Problem details
Below are the records; tally the lines in them that include the word "time" and reply with the number alone.

Records shown
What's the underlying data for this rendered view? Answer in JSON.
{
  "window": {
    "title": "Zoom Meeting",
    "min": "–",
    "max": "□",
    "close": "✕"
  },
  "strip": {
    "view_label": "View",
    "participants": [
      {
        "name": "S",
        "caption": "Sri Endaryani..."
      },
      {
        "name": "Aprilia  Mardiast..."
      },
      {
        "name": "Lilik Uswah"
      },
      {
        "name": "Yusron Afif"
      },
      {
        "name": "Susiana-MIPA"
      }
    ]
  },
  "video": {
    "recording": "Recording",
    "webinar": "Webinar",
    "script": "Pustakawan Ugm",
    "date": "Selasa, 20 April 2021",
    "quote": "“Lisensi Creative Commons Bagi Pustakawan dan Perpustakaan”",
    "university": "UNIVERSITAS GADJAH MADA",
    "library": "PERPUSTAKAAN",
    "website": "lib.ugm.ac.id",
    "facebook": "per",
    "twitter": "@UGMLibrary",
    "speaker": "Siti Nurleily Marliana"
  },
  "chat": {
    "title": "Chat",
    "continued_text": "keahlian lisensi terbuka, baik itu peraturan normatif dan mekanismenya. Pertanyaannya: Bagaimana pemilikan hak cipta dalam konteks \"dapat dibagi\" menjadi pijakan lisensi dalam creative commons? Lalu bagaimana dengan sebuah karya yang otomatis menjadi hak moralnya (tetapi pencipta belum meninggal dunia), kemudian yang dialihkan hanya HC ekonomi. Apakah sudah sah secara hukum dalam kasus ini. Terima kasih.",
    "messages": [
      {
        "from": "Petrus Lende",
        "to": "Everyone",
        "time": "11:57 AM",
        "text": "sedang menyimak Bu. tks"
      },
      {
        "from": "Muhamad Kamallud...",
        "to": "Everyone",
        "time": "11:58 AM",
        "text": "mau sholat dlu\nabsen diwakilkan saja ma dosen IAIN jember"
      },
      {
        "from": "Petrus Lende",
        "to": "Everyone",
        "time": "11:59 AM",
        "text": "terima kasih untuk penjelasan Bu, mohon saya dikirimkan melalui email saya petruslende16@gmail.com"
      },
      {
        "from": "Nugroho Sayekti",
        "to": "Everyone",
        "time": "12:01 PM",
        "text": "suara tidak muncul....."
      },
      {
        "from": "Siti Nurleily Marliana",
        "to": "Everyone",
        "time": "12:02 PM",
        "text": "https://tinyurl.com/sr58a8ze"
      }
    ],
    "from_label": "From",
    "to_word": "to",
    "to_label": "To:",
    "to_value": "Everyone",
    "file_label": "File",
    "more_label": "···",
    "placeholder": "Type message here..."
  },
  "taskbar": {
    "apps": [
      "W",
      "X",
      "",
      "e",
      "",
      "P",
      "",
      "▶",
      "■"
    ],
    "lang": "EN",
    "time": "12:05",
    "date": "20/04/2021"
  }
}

Exercise result
6